►

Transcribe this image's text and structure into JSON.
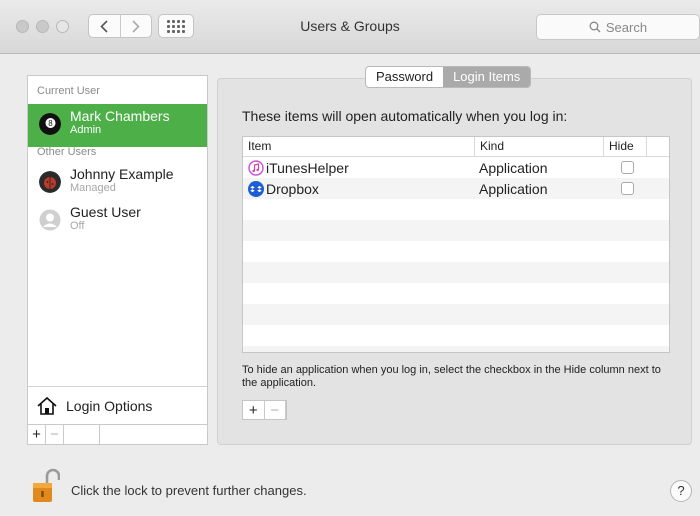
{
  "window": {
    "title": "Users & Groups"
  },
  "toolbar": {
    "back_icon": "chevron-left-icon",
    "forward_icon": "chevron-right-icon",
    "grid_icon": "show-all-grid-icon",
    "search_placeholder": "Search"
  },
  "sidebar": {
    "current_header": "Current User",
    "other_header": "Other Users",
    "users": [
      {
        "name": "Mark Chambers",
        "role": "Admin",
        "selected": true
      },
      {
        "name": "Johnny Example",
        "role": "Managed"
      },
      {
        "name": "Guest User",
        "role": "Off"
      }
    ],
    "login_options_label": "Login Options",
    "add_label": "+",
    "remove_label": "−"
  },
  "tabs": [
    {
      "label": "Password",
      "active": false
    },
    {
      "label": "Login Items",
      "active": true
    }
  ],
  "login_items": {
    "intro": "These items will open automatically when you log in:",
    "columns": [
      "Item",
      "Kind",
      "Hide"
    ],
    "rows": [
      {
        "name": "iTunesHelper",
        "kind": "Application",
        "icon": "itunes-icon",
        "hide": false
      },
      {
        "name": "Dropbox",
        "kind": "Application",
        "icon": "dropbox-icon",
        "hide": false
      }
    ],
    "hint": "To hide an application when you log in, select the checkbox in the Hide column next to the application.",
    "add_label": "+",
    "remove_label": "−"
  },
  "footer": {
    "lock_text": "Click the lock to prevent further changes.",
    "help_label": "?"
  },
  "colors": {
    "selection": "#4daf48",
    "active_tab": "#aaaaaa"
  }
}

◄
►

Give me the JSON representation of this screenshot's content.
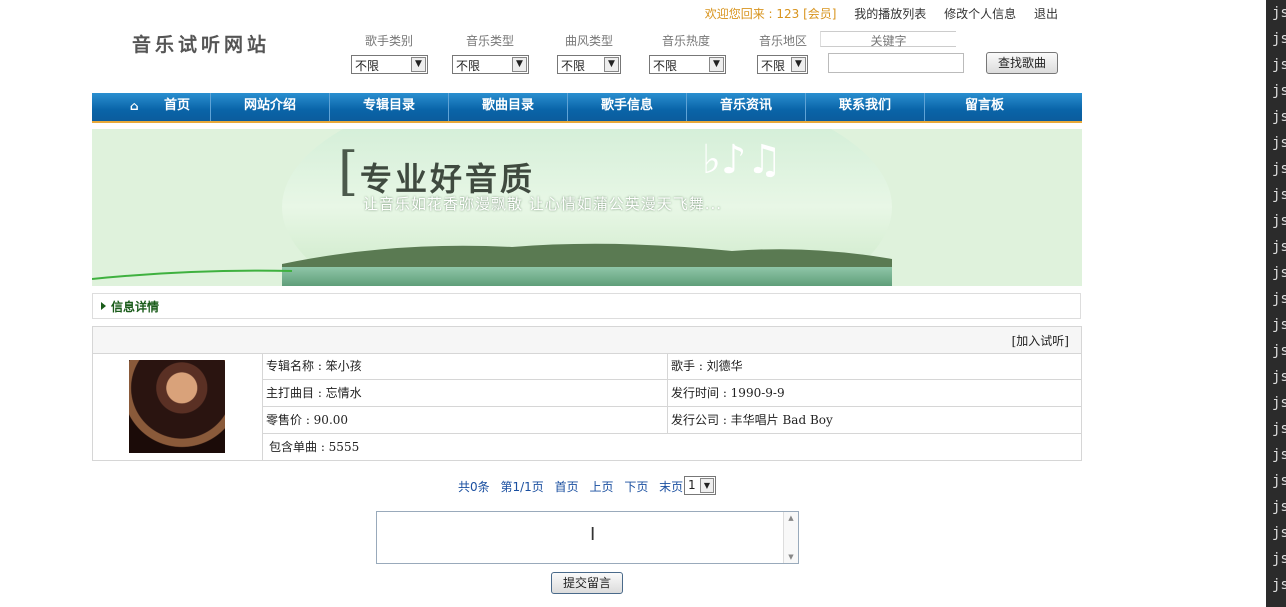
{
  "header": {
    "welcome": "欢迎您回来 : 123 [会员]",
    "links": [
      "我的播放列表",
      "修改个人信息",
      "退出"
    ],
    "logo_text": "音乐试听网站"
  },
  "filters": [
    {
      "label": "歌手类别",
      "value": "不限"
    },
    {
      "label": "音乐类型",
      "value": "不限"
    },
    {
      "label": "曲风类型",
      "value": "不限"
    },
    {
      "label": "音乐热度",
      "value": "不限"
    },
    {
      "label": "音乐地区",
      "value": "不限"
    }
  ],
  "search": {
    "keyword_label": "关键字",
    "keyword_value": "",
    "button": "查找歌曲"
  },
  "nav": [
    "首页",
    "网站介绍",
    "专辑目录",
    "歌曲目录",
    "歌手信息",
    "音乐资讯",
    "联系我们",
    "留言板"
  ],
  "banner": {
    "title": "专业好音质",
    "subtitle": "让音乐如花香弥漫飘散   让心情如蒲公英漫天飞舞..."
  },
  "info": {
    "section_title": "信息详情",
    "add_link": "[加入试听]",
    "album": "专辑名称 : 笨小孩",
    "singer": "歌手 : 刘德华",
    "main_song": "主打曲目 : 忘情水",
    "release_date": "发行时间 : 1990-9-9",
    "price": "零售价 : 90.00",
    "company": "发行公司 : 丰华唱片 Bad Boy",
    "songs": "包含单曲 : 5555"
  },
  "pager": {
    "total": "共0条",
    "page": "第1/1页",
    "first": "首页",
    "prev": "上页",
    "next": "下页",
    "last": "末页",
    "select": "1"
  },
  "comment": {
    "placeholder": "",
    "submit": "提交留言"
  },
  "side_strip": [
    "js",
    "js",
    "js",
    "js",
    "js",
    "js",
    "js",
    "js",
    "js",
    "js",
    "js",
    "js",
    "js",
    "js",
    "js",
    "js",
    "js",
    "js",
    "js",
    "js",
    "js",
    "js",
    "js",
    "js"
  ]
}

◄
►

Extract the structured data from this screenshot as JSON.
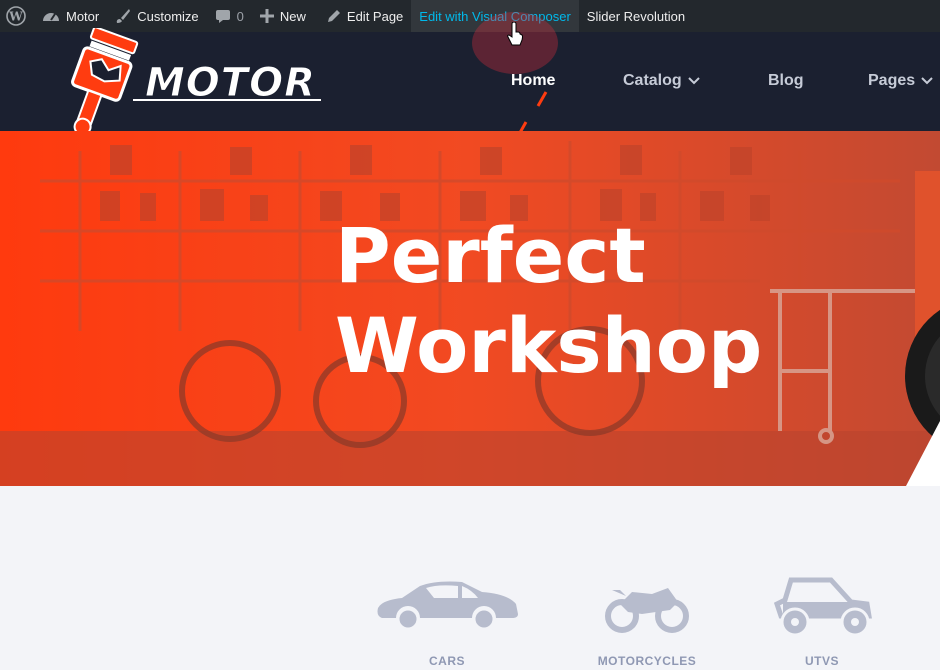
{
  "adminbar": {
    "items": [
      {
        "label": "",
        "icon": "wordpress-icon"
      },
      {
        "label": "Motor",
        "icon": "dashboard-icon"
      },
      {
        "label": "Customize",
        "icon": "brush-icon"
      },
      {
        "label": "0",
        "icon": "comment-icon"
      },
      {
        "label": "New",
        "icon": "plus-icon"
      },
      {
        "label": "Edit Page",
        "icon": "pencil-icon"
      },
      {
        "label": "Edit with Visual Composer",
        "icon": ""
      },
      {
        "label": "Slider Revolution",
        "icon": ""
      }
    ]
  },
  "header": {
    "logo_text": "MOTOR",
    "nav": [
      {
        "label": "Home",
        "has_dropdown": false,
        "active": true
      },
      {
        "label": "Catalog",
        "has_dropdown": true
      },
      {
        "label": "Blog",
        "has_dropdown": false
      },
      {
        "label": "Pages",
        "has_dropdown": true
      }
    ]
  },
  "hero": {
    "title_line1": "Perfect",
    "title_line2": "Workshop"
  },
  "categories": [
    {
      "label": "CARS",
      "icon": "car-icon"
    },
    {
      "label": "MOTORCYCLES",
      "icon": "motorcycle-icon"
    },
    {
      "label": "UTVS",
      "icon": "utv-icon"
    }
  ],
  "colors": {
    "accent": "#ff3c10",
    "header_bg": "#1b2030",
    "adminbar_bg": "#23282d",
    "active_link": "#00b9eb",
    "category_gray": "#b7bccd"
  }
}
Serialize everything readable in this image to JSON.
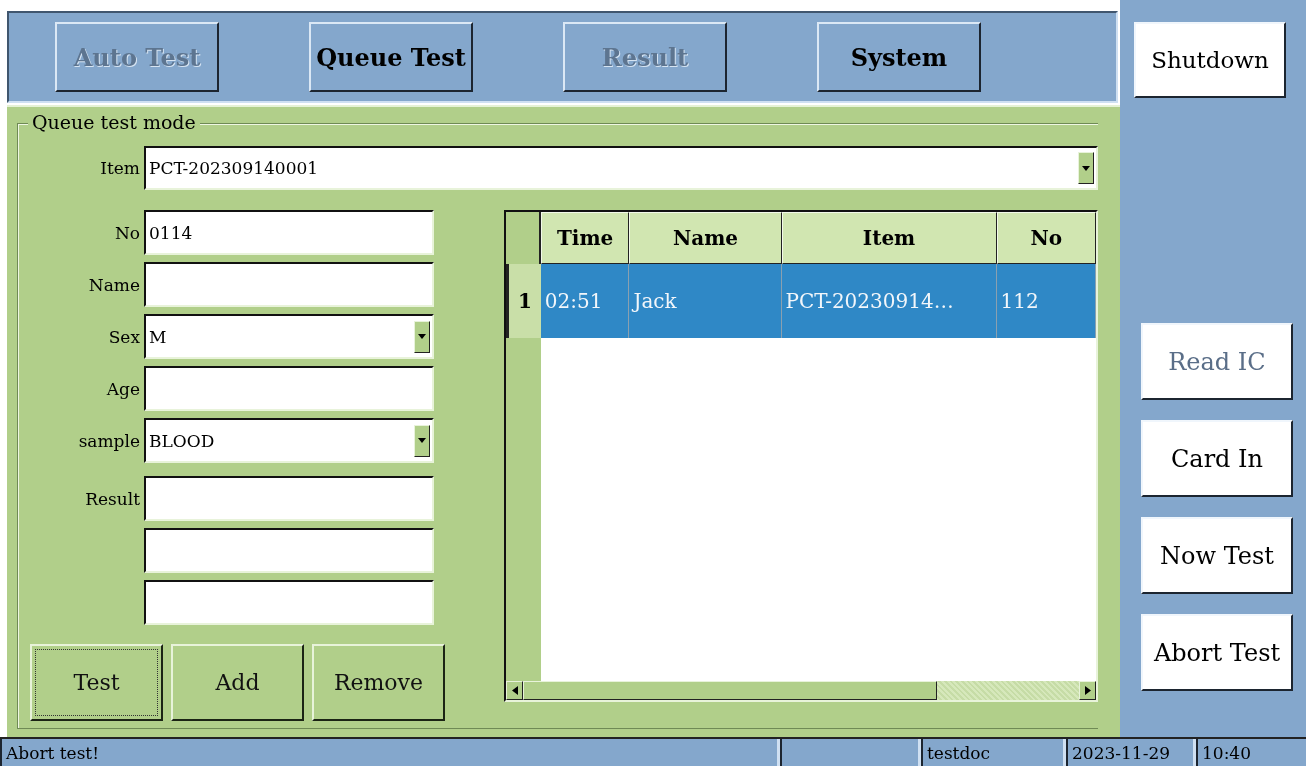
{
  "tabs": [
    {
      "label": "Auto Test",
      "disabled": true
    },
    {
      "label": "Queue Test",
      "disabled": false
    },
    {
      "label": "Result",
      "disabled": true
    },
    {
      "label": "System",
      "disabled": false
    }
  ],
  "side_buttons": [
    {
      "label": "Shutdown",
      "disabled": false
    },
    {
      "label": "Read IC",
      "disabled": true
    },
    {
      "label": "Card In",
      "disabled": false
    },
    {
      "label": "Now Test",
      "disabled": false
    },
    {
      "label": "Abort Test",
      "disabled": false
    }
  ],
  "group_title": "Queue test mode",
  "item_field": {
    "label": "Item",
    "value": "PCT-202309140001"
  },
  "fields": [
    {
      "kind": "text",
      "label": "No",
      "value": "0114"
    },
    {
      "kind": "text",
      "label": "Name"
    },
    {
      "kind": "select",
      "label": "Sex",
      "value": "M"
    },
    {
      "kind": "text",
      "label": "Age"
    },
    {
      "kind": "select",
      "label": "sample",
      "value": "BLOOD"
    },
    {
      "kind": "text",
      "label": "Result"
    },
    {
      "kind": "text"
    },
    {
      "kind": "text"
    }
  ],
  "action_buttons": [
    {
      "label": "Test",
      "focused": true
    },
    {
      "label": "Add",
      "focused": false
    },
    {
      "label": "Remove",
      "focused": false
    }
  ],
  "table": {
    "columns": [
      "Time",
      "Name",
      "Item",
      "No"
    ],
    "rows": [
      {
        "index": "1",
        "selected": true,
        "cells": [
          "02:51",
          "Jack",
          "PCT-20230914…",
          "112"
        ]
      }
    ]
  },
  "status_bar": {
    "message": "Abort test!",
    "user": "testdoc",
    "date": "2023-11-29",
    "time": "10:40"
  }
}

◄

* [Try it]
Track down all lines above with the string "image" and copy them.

* [Task response]
Transcribe this image's text and structure into JSON.
Serialize everything readable in this image to JSON.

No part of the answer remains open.